(Extracted data entries)
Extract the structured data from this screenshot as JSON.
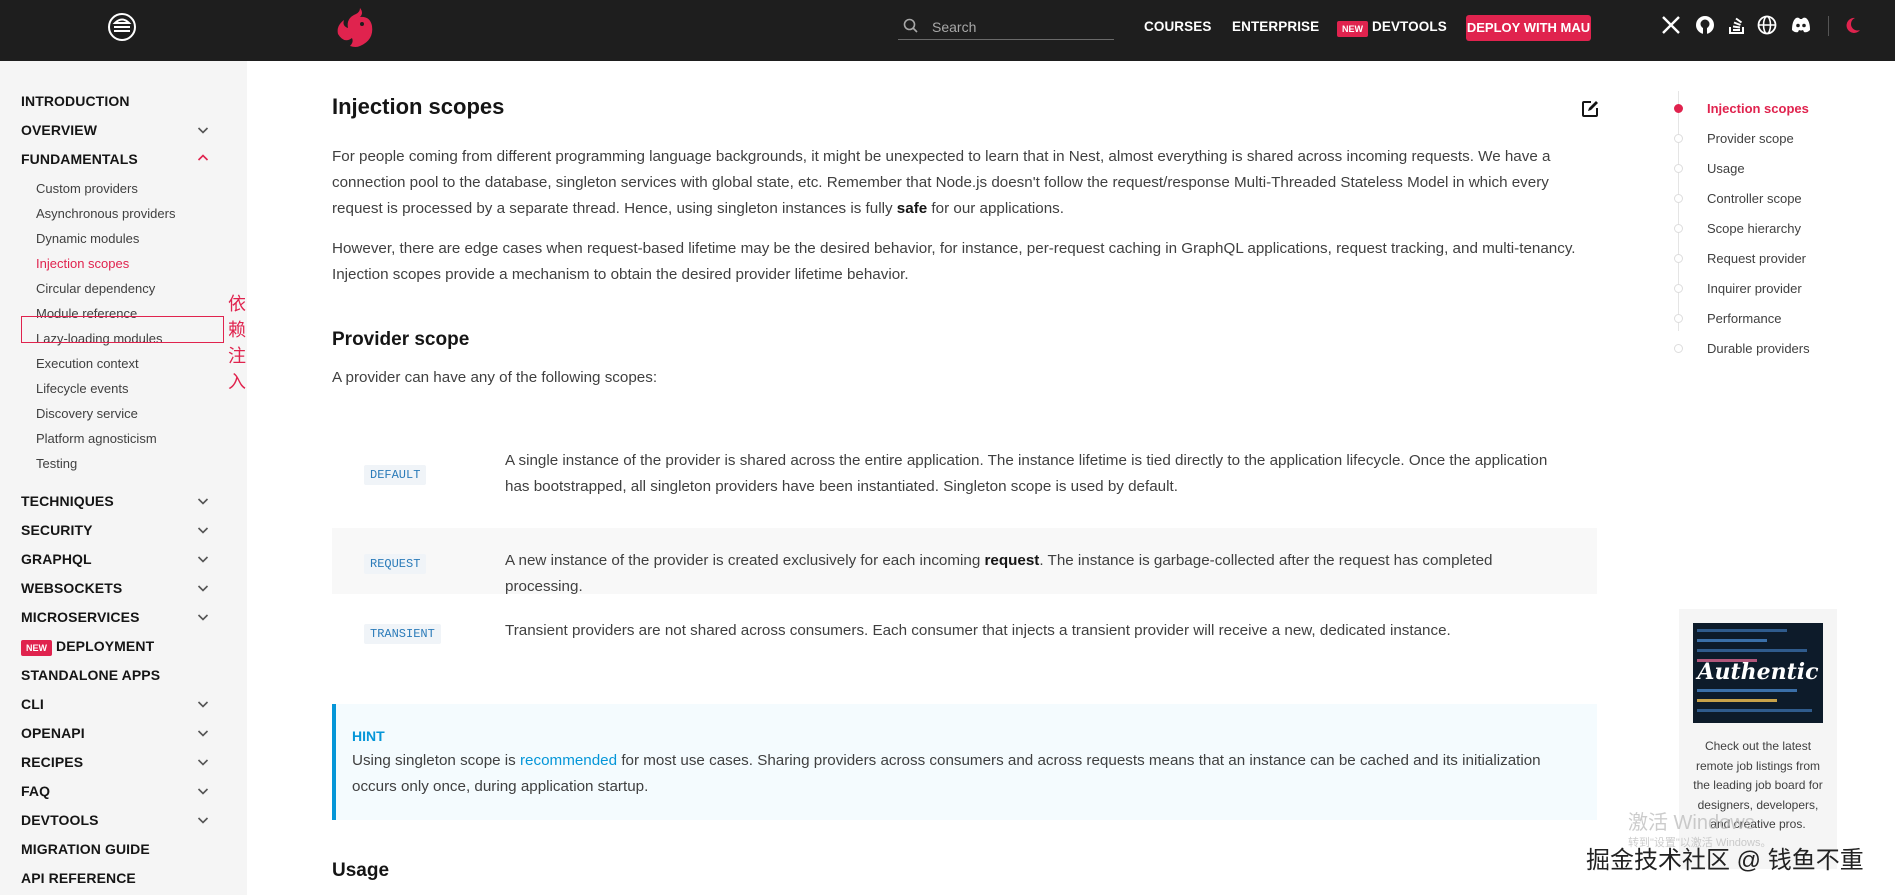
{
  "header": {
    "search_placeholder": "Search",
    "nav": [
      "COURSES",
      "ENTERPRISE",
      "DEVTOOLS"
    ],
    "new_badge": "NEW",
    "deploy_label": "DEPLOY WITH MAU",
    "icons": [
      "menu-icon",
      "nestjs-logo",
      "x-icon",
      "github-icon",
      "stackoverflow-icon",
      "globe-icon",
      "discord-icon",
      "theme-toggle-icon"
    ]
  },
  "sidebar": {
    "items": [
      {
        "label": "INTRODUCTION",
        "expandable": false
      },
      {
        "label": "OVERVIEW",
        "expandable": true
      },
      {
        "label": "FUNDAMENTALS",
        "expandable": true,
        "expanded": true
      }
    ],
    "sub_items": [
      "Custom providers",
      "Asynchronous providers",
      "Dynamic modules",
      "Injection scopes",
      "Circular dependency",
      "Module reference",
      "Lazy-loading modules",
      "Execution context",
      "Lifecycle events",
      "Discovery service",
      "Platform agnosticism",
      "Testing"
    ],
    "active_sub": "Injection scopes",
    "more_items": [
      "TECHNIQUES",
      "SECURITY",
      "GRAPHQL",
      "WEBSOCKETS",
      "MICROSERVICES",
      "DEPLOYMENT",
      "STANDALONE APPS",
      "CLI",
      "OPENAPI",
      "RECIPES",
      "FAQ",
      "DEVTOOLS",
      "MIGRATION GUIDE",
      "API REFERENCE"
    ],
    "new_badge": "NEW",
    "annotation": "依赖注入"
  },
  "main": {
    "title": "Injection scopes",
    "intro_p1_a": "For people coming from different programming language backgrounds, it might be unexpected to learn that in Nest, almost everything is shared across incoming requests. We have a connection pool to the database, singleton services with global state, etc. Remember that Node.js doesn't follow the request/response Multi-Threaded Stateless Model in which every request is processed by a separate thread. Hence, using singleton instances is fully ",
    "intro_p1_bold": "safe",
    "intro_p1_b": " for our applications.",
    "intro_p2": "However, there are edge cases when request-based lifetime may be the desired behavior, for instance, per-request caching in GraphQL applications, request tracking, and multi-tenancy. Injection scopes provide a mechanism to obtain the desired provider lifetime behavior.",
    "provider_scope_heading": "Provider scope",
    "provider_scope_intro": "A provider can have any of the following scopes:",
    "scopes": [
      {
        "code": "DEFAULT",
        "desc": "A single instance of the provider is shared across the entire application. The instance lifetime is tied directly to the application lifecycle. Once the application has bootstrapped, all singleton providers have been instantiated. Singleton scope is used by default."
      },
      {
        "code": "REQUEST",
        "desc_a": "A new instance of the provider is created exclusively for each incoming ",
        "desc_bold": "request",
        "desc_b": ". The instance is garbage-collected after the request has completed processing."
      },
      {
        "code": "TRANSIENT",
        "desc": "Transient providers are not shared across consumers. Each consumer that injects a transient provider will receive a new, dedicated instance."
      }
    ],
    "hint": {
      "title": "HINT",
      "body_a": "Using singleton scope is ",
      "link": "recommended",
      "body_b": " for most use cases. Sharing providers across consumers and across requests means that an instance can be cached and its initialization occurs only once, during application startup."
    },
    "usage_heading": "Usage"
  },
  "toc": {
    "items": [
      "Injection scopes",
      "Provider scope",
      "Usage",
      "Controller scope",
      "Scope hierarchy",
      "Request provider",
      "Inquirer provider",
      "Performance",
      "Durable providers"
    ],
    "active": "Injection scopes"
  },
  "ad": {
    "image_word": "Authentic",
    "text": "Check out the latest remote job listings from the leading job board for designers, developers, and creative pros."
  },
  "watermark": {
    "activate": "激活 Windows",
    "activate_sub": "转到\"设置\"以激活 Windows。",
    "community": "掘金技术社区 @ 钱鱼不重"
  },
  "colors": {
    "brand": "#e0234e",
    "link": "#0596d8",
    "header_bg": "#1e1e1e"
  }
}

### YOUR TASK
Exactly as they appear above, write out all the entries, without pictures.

### SOLUTION FOR THIS PROBLEM
Extract the structured data from this screenshot as JSON.
{
  "header": {
    "search_placeholder": "Search",
    "nav": [
      "COURSES",
      "ENTERPRISE",
      "DEVTOOLS"
    ],
    "new_badge": "NEW",
    "deploy_label": "DEPLOY WITH MAU",
    "icons": [
      "menu-icon",
      "nestjs-logo",
      "x-icon",
      "github-icon",
      "stackoverflow-icon",
      "globe-icon",
      "discord-icon",
      "theme-toggle-icon"
    ]
  },
  "sidebar": {
    "items": [
      {
        "label": "INTRODUCTION",
        "expandable": false
      },
      {
        "label": "OVERVIEW",
        "expandable": true
      },
      {
        "label": "FUNDAMENTALS",
        "expandable": true,
        "expanded": true
      }
    ],
    "sub_items": [
      "Custom providers",
      "Asynchronous providers",
      "Dynamic modules",
      "Injection scopes",
      "Circular dependency",
      "Module reference",
      "Lazy-loading modules",
      "Execution context",
      "Lifecycle events",
      "Discovery service",
      "Platform agnosticism",
      "Testing"
    ],
    "active_sub": "Injection scopes",
    "more_items": [
      "TECHNIQUES",
      "SECURITY",
      "GRAPHQL",
      "WEBSOCKETS",
      "MICROSERVICES",
      "DEPLOYMENT",
      "STANDALONE APPS",
      "CLI",
      "OPENAPI",
      "RECIPES",
      "FAQ",
      "DEVTOOLS",
      "MIGRATION GUIDE",
      "API REFERENCE"
    ],
    "new_badge": "NEW",
    "annotation": "依赖注入"
  },
  "main": {
    "title": "Injection scopes",
    "intro_p1_a": "For people coming from different programming language backgrounds, it might be unexpected to learn that in Nest, almost everything is shared across incoming requests. We have a connection pool to the database, singleton services with global state, etc. Remember that Node.js doesn't follow the request/response Multi-Threaded Stateless Model in which every request is processed by a separate thread. Hence, using singleton instances is fully ",
    "intro_p1_bold": "safe",
    "intro_p1_b": " for our applications.",
    "intro_p2": "However, there are edge cases when request-based lifetime may be the desired behavior, for instance, per-request caching in GraphQL applications, request tracking, and multi-tenancy. Injection scopes provide a mechanism to obtain the desired provider lifetime behavior.",
    "provider_scope_heading": "Provider scope",
    "provider_scope_intro": "A provider can have any of the following scopes:",
    "scopes": [
      {
        "code": "DEFAULT",
        "desc": "A single instance of the provider is shared across the entire application. The instance lifetime is tied directly to the application lifecycle. Once the application has bootstrapped, all singleton providers have been instantiated. Singleton scope is used by default."
      },
      {
        "code": "REQUEST",
        "desc_a": "A new instance of the provider is created exclusively for each incoming ",
        "desc_bold": "request",
        "desc_b": ". The instance is garbage-collected after the request has completed processing."
      },
      {
        "code": "TRANSIENT",
        "desc": "Transient providers are not shared across consumers. Each consumer that injects a transient provider will receive a new, dedicated instance."
      }
    ],
    "hint": {
      "title": "HINT",
      "body_a": "Using singleton scope is ",
      "link": "recommended",
      "body_b": " for most use cases. Sharing providers across consumers and across requests means that an instance can be cached and its initialization occurs only once, during application startup."
    },
    "usage_heading": "Usage"
  },
  "toc": {
    "items": [
      "Injection scopes",
      "Provider scope",
      "Usage",
      "Controller scope",
      "Scope hierarchy",
      "Request provider",
      "Inquirer provider",
      "Performance",
      "Durable providers"
    ],
    "active": "Injection scopes"
  },
  "ad": {
    "image_word": "Authentic",
    "text": "Check out the latest remote job listings from the leading job board for designers, developers, and creative pros."
  },
  "watermark": {
    "activate": "激活 Windows",
    "activate_sub": "转到\"设置\"以激活 Windows。",
    "community": "掘金技术社区 @ 钱鱼不重"
  },
  "colors": {
    "brand": "#e0234e",
    "link": "#0596d8",
    "header_bg": "#1e1e1e"
  }
}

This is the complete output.